I do not want to be right in theory but in nature.
Nature teaches more than she preaches. There are no sermons in stones. It is easier to get a spark out of a stone than a moral.
Year after year
the monkey's mask
reveals the monkey.
I'll never grow to like the word "blog." At newciv.org, where perhaps blogging was invented, we've used the word "log" to describe the simple acts of composition that record the thoughts and events of our days. Blog is a heavy, slogging sort of word to me, and yields none of the poetic beauty I associate with the act of writing...especially on the Internet. I like the idea I'm keeping a log of my voyage. Even "diary," with its romantic, secretive connotations, is better than blog---a word that invites derision in its very pronunciation.
Be that as it may, I came to the computer this morning with the innocent intention to catch up on email. (Continued apologies to the legion out there to whom I owe messages and replies.) The very first note I read was from Tim Chavez in Columbus, who's a friend of Annie Warmke, proprietress of the innovative http://www.bluerockstation.com/. I'm sure Tim and I are going to get to meet someday soon, but for now we're still encouraging each other's politics with messages now and then. This one, which he actually sent yesterday, sent me browsing all over the place for an hour...and maybe you'd like to share. Hopefully you already know all about this, but I'm just learning.

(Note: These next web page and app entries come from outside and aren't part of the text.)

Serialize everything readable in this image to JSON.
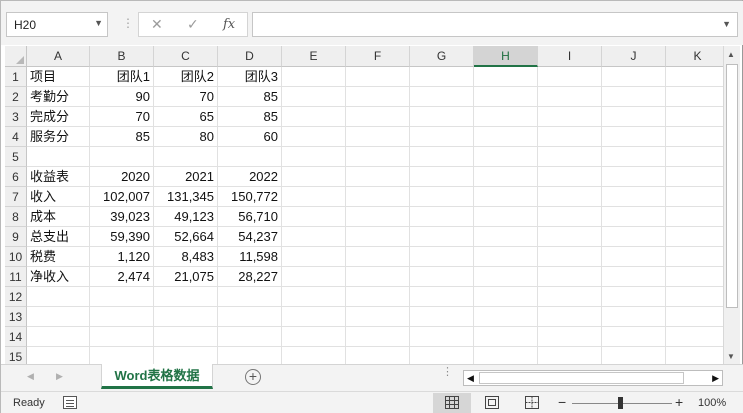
{
  "formula_bar": {
    "name_box": "H20",
    "name_box_arrow": "▼",
    "separator": "⋮",
    "cancel_icon": "✕",
    "enter_icon": "✓",
    "fx_label": "fx",
    "formula_value": "",
    "formula_arrow": "▼"
  },
  "grid": {
    "columns": [
      "A",
      "B",
      "C",
      "D",
      "E",
      "F",
      "G",
      "H",
      "I",
      "J",
      "K"
    ],
    "active_column": "H",
    "rows": [
      "1",
      "2",
      "3",
      "4",
      "5",
      "6",
      "7",
      "8",
      "9",
      "10",
      "11",
      "12",
      "13",
      "14",
      "15"
    ],
    "cells": {
      "A1": "项目",
      "B1": "团队1",
      "C1": "团队2",
      "D1": "团队3",
      "A2": "考勤分",
      "B2": "90",
      "C2": "70",
      "D2": "85",
      "A3": "完成分",
      "B3": "70",
      "C3": "65",
      "D3": "85",
      "A4": "服务分",
      "B4": "85",
      "C4": "80",
      "D4": "60",
      "A6": "收益表",
      "B6": "2020",
      "C6": "2021",
      "D6": "2022",
      "A7": "收入",
      "B7": "102,007",
      "C7": "131,345",
      "D7": "150,772",
      "A8": "成本",
      "B8": "39,023",
      "C8": "49,123",
      "D8": "56,710",
      "A9": "总支出",
      "B9": "59,390",
      "C9": "52,664",
      "D9": "54,237",
      "A10": "税费",
      "B10": "1,120",
      "C10": "8,483",
      "D10": "11,598",
      "A11": "净收入",
      "B11": "2,474",
      "C11": "21,075",
      "D11": "28,227"
    }
  },
  "sheet_tabs": {
    "prev_icon": "◀",
    "next_icon": "▶",
    "tabs": [
      {
        "label": "Word表格数据",
        "active": true
      }
    ],
    "add_icon": "+",
    "dots_icon": "⋮"
  },
  "status_bar": {
    "status_text": "Ready",
    "zoom_minus": "−",
    "zoom_plus": "+",
    "zoom_percent": 100,
    "zoom_level": "100%"
  },
  "colors": {
    "accent": "#217346",
    "header_bg": "#efefef",
    "gridline": "#e1e1e1"
  },
  "icons": {
    "namebox_dropdown": "chevron-down-icon",
    "cancel": "close-icon",
    "enter": "check-icon",
    "function": "fx-icon",
    "add_sheet": "plus-circle-icon",
    "macro": "record-macro-icon",
    "view_normal": "grid-view-icon",
    "view_page_layout": "page-layout-icon",
    "view_page_break": "page-break-icon"
  }
}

There are 2 blogs, written by Iraqis, that are getting more and more visits every day. The first is called Baghdad Burning, written by an anonymous girl (she calls herself that) with the pseudonym Riverbend. Need I say more? Just her choice of a name gives you a taste of how brilliantly she writes and what a beautiful soul she is. I was worried about hoax and so went to Google, but I see no yelling from the military right except for one guy who tried to parody her (fell flat). Wikipedia even has an entry for her that begins "Riverbend is the pseudonymous author of the blog Baghdad Burning, launched August 17, 2003. Riverbend's identity is carefully hidden, but the weblog entries suggest that Riverbend is a young, unmarried Iraqi woman, from a mixed Shia and Sunni family, living with her parents and brother in Baghdad. Before the United States occupation of Iraq she was a computer programmer. She writes in an idiomatic English which appears to reflect a Western education. The blog combines political statements with a large dose of Iraqi cultural information, such as the celebration of Ramadhan and examples of Iraqi cuisine. In March 2006, her website received the Bloggie award for Best Middle East and Africa blog." http://en.wikipedia.org/wiki/Riverbend_(blogger)
Her entries have been collected into TWO books now, easily available at Amazon. http://www.amazon.com/Baghdad-Burning-Girl-Blog-Iraq/dp/1558614893/sr=8-1/qid=1172054005/ref=pd_bbs_sr_1/105-1105836-2917264?ie=UTF8&s=books There are 2 editorial reviews at that link, but you may also be interested in what The New York Review of Books has to say http://www.nybooks.com/articles/19793 , and maybe a very moving extract at Open Democracy http://www.opendemocracy.net/debates/article.jsp?id=1&debateId=66&articleId=2911 . The customer reviews at Amazon are indicative of the impact Riverbend is having around the world and here in the States especially. The actual blog is right here at Blogspot, where so many of us also store our writing: http://riverbendblog.blogspot.com/ .
The other blogger may be considered an Iraqi exile I suppose. Raed Jarrar left his homeland in 2005 and moved here for the time being. Also at Blogspot, he began writing in 2002 at Dear Raed and his earliest entries still are there http://dear_raed.blogspot.com/ . But since moving here he writes at Raed In The Middle http://raedinthemiddle.blogspot.com/ . Raed's current work, with a photo of him, is described here: "Since the summer of 2006, Mr. Jarrar has worked as the Iraq Project Director of Global Exchange where he facilitates the publication of op-eds and policy papers by Iraqi leaders in U.S. newspapers and works at bridging the gap between Iraqi leaders and U.S. Congress members by arranging face-to-face meetings between U.S. and Iraqi leaders. He is currently based in Washington DC. He is also an analyst and contributing writer for Foreign Policy in Focus and a member of the steering committee of the NY-based coalition United For Peace and Justice." http://www.globalexchange.org/getInvolved/speakers/152.html
I have yet really to delve into these blogs but I look forward to do so. I have a feeling, between the two of these young people, we have a chance to learn some different truths about this world.